The identity of Romanov family remains is not the only controversial subject in the headlines these days. Another Romanov tsar, Alexander I, is also the subject of a renewed identity controversy.
Having recently examined original writings, President of Russian Graphology Society Svetlana Semyonova stated that the handwriting of Tsar Alexander I and that of the “Holy Staretz” Feodor Kuzmich of Tomsk has “absolute similarity” and belong to the same person . How legitimate is this conclusion? The answer to this question comes from Alexander Arkhangelsky, a Ph.D. and author of the biography of Alexander I.
Anything is possible in history. Could Alexander I “simply” have died in Taganrog? Of course. Could he have absconded his imperial throne without abdication and just abandon the empire to its fate, making all subsequent reigns dubious and questionable? Technically the answer is yes. Only in this case this would be the second crime of his life – after a tacit consent to the removal (murder) of his father, Tsar Paul I .
Could Alexander I have become (if he indeed absconded) the Monk Feodor Kuzmich? Probably. But we must work only with real facts, separating them from interpretations. And to be honest: some of these “facts” we know, some of them we assume, and some of them are just myths.

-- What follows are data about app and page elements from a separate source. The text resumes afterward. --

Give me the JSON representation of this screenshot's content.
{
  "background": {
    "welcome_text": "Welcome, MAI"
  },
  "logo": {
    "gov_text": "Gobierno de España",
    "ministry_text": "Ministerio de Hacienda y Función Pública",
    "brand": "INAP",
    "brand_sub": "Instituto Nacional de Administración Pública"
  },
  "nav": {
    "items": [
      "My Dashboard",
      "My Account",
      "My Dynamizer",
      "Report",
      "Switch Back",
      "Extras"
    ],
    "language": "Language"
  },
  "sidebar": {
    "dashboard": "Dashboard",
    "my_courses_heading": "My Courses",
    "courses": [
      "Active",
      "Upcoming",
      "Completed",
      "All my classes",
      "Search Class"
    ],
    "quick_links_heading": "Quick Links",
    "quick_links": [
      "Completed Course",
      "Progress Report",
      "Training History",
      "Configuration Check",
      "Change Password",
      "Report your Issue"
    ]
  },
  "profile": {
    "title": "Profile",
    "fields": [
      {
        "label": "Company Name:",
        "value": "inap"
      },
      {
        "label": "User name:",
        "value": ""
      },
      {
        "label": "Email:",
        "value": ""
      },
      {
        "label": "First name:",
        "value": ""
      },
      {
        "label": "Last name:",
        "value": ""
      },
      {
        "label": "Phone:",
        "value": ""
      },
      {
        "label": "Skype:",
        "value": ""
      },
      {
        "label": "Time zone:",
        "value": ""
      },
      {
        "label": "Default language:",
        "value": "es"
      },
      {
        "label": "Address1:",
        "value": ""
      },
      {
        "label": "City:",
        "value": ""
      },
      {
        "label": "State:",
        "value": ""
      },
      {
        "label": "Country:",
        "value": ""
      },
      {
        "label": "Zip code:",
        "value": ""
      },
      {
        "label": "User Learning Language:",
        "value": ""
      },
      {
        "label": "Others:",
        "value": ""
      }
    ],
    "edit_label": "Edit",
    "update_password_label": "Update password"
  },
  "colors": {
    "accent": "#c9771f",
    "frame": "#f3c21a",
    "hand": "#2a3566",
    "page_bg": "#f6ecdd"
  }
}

Hence, the very biased sounding conclusion in the title of a recent historic conference – “Alexander I – Saint Feodor of Tomsk” – automatically precludes the participation of any serious scientist.
First, the conference should have been called something along the lines of: “Alexander I and the Staretz Feodor Kuzmich: the Problem of Identity.” Not the best of titles either, but at least more clear on what this is about.
Second, in order to trust the findings of graphologists, we should know them not just as authors of some interesting publications, but as legitimate specialists in the field of forensics. If a particular graphologist who was able to solve dozens of major crimes would verify the handwriting of the Tsar and the monk, based on his or her her actual professional practice, and then come to a conclusion, we could then discuss these findings. Not take them for granted, mind you, but at least analyze them. But when the participating graphologists are not even particularly well known in the field of forensics, this leads to certain doubts.
As for the author of this sensationalist statement, Svetlana Semyonova, her only work found the Internet was devoted to the suicide note of the poet Marina Tsvetaeva in Yelabug. There, based on tracing particular letters, conclusions were made about the poet’s state of mind, and a concept was created. Standing alone this concept is good- Tsvetaeva was pressured by NKVD, but how much of it actually resembles scientifically established truth – cannot be judged.
Conclusion: in order to discuss the identity of the Tsar and the Monk based on the analysis of their handwriting, this analysis needs to be performed by a professional graphologist/criminologist. And then we may only discuss it, as even genetic analysis is not always considered absolute “proof”.
At this time there is nothing to even discuss – guesswork is not appropriate for science.